Not the delicious dairy product that makes Thai ice tea so tasty and addictive. Not even living at the middle of the world. Well, kind of about that. It's partially about night and day sharing equally...all year long. I live only a few minutes (latitude-wise) north of the equator and because of that, the sun rises and sets at pretty much the same time every single day. No more early dark cold winters in eastern Washington, but that also means no long, languorous warm summer nights there either.
I suppose it means that I live in two different worlds as well. Six months in South America and six in the States. Just when I'm getting used to one, I shoot off to another. In my early college years, I used to imagine myself to be a true fan of change. I loved demonstrations and political debate, lying across I-5 and hitch-hiking and experimentation. All things new. No measly 50% in those days. But then I met my wife and my future daughter and those percentages changed. Became diluted. Good old selfishness went by the wayside. Ninety...eighty...seventy....sixty....oh God, fifty. And it all dipped way below the equator when our son was born. Filthy little charmer/manipulator that he was/is.
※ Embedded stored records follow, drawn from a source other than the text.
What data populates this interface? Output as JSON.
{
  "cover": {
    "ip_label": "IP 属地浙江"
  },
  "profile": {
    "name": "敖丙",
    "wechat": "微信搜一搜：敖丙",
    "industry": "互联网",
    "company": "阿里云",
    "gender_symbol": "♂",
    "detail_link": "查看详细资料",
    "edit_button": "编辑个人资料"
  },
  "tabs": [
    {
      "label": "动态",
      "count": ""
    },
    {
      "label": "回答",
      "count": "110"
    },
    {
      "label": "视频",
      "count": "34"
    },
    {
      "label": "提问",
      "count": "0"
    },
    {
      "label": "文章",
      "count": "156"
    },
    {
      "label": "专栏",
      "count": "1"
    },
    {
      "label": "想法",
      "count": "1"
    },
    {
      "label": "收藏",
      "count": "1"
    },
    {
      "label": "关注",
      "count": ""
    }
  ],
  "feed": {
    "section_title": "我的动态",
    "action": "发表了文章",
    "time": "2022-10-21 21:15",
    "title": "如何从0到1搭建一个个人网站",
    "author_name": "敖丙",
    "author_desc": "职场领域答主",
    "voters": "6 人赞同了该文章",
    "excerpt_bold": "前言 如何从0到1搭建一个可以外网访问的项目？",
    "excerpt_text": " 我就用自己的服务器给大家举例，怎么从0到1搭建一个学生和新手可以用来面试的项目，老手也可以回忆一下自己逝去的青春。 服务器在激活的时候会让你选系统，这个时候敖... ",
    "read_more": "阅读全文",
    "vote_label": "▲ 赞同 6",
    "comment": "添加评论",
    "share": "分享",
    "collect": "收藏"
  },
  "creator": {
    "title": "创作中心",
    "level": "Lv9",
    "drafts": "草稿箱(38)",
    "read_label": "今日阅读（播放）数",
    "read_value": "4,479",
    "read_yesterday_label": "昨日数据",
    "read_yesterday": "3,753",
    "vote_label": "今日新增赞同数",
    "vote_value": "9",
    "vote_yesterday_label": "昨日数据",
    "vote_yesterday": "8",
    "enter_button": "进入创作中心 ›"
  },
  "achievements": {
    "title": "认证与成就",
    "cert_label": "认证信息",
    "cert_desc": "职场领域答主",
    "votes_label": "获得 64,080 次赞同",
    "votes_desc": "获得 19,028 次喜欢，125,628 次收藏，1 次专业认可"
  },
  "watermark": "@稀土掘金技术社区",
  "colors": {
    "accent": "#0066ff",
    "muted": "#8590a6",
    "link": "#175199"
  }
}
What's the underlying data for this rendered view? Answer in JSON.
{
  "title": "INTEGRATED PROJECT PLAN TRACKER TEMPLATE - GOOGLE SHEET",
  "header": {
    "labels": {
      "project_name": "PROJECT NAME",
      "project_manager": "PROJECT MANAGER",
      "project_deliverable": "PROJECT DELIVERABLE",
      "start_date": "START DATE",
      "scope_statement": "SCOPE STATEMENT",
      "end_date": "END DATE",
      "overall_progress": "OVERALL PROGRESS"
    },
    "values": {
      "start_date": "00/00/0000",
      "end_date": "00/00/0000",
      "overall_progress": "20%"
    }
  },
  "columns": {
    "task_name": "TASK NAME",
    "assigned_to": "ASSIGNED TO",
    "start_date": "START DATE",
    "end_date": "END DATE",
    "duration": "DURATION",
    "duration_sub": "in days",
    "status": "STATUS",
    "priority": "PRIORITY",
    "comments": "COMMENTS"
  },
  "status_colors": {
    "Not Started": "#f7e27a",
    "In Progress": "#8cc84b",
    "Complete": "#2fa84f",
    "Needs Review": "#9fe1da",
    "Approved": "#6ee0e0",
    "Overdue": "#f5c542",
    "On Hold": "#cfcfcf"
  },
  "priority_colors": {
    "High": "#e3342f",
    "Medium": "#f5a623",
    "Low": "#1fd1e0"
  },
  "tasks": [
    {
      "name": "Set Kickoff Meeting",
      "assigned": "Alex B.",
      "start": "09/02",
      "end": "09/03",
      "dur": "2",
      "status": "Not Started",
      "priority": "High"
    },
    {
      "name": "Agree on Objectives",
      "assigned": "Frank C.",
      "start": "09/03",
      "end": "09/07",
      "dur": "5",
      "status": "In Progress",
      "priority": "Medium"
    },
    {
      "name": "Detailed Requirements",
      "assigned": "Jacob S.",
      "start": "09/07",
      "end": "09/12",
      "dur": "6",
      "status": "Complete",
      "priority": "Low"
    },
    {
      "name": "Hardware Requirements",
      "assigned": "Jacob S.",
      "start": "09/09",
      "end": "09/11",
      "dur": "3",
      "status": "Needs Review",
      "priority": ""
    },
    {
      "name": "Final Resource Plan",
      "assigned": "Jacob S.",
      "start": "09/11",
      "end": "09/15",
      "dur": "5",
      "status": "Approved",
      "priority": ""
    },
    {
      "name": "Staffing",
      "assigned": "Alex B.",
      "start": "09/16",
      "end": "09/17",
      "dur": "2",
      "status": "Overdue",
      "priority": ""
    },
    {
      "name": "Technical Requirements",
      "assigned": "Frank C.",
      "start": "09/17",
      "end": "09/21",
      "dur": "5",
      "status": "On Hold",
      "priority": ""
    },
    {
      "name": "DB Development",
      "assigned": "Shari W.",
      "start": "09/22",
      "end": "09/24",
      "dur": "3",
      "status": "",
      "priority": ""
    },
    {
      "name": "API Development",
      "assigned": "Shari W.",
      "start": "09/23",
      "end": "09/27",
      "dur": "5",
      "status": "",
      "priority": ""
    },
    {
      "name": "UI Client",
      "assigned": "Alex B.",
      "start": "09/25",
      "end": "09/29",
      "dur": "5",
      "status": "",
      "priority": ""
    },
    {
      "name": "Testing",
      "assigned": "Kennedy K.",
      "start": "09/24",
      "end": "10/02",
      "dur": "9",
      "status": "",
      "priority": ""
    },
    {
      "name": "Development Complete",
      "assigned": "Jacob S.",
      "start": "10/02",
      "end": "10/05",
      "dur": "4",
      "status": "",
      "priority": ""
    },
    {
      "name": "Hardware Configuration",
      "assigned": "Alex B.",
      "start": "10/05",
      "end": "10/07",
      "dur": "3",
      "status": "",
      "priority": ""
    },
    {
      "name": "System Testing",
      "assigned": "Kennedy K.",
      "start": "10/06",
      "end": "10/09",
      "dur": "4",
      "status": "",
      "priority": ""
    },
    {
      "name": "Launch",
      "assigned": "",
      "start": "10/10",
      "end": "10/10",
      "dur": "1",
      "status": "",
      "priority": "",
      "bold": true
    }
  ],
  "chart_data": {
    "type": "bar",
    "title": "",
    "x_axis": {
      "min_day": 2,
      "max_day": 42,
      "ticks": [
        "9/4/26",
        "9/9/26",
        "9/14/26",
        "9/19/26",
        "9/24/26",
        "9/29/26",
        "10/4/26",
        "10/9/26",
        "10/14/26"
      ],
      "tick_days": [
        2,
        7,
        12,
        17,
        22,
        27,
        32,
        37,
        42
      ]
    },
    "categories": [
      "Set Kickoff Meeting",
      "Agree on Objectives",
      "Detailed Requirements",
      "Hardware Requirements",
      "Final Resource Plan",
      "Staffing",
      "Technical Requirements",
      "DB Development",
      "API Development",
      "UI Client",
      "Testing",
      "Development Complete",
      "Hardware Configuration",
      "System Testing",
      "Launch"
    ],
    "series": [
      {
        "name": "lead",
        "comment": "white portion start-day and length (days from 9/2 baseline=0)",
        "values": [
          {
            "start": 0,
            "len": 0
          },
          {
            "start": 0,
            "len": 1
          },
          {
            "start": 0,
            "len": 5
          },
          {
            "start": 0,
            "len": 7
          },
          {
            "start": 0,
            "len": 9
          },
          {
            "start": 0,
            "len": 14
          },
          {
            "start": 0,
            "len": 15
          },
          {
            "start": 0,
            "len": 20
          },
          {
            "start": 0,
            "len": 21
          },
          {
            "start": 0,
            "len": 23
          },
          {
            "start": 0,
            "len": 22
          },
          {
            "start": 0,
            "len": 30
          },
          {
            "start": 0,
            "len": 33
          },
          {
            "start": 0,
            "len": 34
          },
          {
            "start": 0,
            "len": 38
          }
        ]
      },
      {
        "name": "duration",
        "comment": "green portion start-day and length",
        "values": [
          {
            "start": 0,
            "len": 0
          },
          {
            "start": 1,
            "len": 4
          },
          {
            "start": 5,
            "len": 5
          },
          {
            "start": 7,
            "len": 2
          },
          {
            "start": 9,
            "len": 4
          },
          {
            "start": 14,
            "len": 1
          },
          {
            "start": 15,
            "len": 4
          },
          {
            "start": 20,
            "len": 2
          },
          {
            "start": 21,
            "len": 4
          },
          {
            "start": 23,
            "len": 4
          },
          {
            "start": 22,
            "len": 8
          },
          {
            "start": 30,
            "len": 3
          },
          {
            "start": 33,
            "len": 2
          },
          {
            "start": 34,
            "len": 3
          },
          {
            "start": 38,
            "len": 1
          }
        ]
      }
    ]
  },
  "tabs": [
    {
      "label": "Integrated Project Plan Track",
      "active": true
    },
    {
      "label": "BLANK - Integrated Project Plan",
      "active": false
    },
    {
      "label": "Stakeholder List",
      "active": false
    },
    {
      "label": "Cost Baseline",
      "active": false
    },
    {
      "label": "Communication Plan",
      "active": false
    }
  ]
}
So half and half possibly could be a step up in the numbers. Like George W. Bush's second term popularity numbers, mine have been pretty low since becoming a parent. Maybe it's time to let the children go. They are, after all, 46 and 35. I notice I'm biting my fingers as I write this. Can they make it on their own? Who's going to raise the grandchildren? Will they ignore us and say, "Thanks for nothing."? It has always been "fun" being a parent. Even the vomit and losing the big game and midnight calls from worried parents and boyfriends who have no interest at all in soup. But parenting an adult. It's like being only half a parent. As in being introduced as "the wolves who raised me". So if I'm now only half a parent, then what's the other half? I suppose it means being a normal human being again. But having never been a normal human being, how would I know? It's not exactly going back to being a pre-parent. Which was a whole hell of a lot of fun, if I am recalling correctly. But then I currently only have half a brain working.
It seems the actual reason for writing this particular peripatetic post is to distract myself from the real task at hand. I will get this current manuscript finished. I will. I will. It's way more than halfway done, much like its author. I feel a need to finish and finish well. I can always re-write and edit and make it more like I want it to be. The manuscript, I mean. Not my life. No re-writes there. Grammatically speaking, I've lived a pretty good one. I wouldn't delete much of it. Well, maybe that one thing, but it wasn't my fault and they can't prove anything. I've certainly had plenty of editors in my life , who have given me advice on how to live it. "Of course, you're always the final judge about whether you want to make these corrections because it is, after all, your life we're talking about." This should sound familiar to other authors.
But I have always been a morning writer. Normal mornings. Not half and half mornings. Sun's up at 6:00 a.m. here. Much too early to think about sitting in front of the computer. I need coffee, some generous sitting around time (thank you, Maria Bamford, for that phrase), some decent arguments, a few worker type interruptions and missing Oxford commas before I can expect to do my real work. By that time it's close to noon and I can start thinking/wondering about lunch, which should happen around 2:00 p.m. And then after lunch, which is at, say, 4:00 p.m., there are only a couple of hours of light left in the day. And I need that time for reflection.
It's not easy being a not even close to famous author, what with all the hoping and dreaming interrupting the flow of genius, but it's a job somebody's got to do. And just maybe, I'm already halfway there.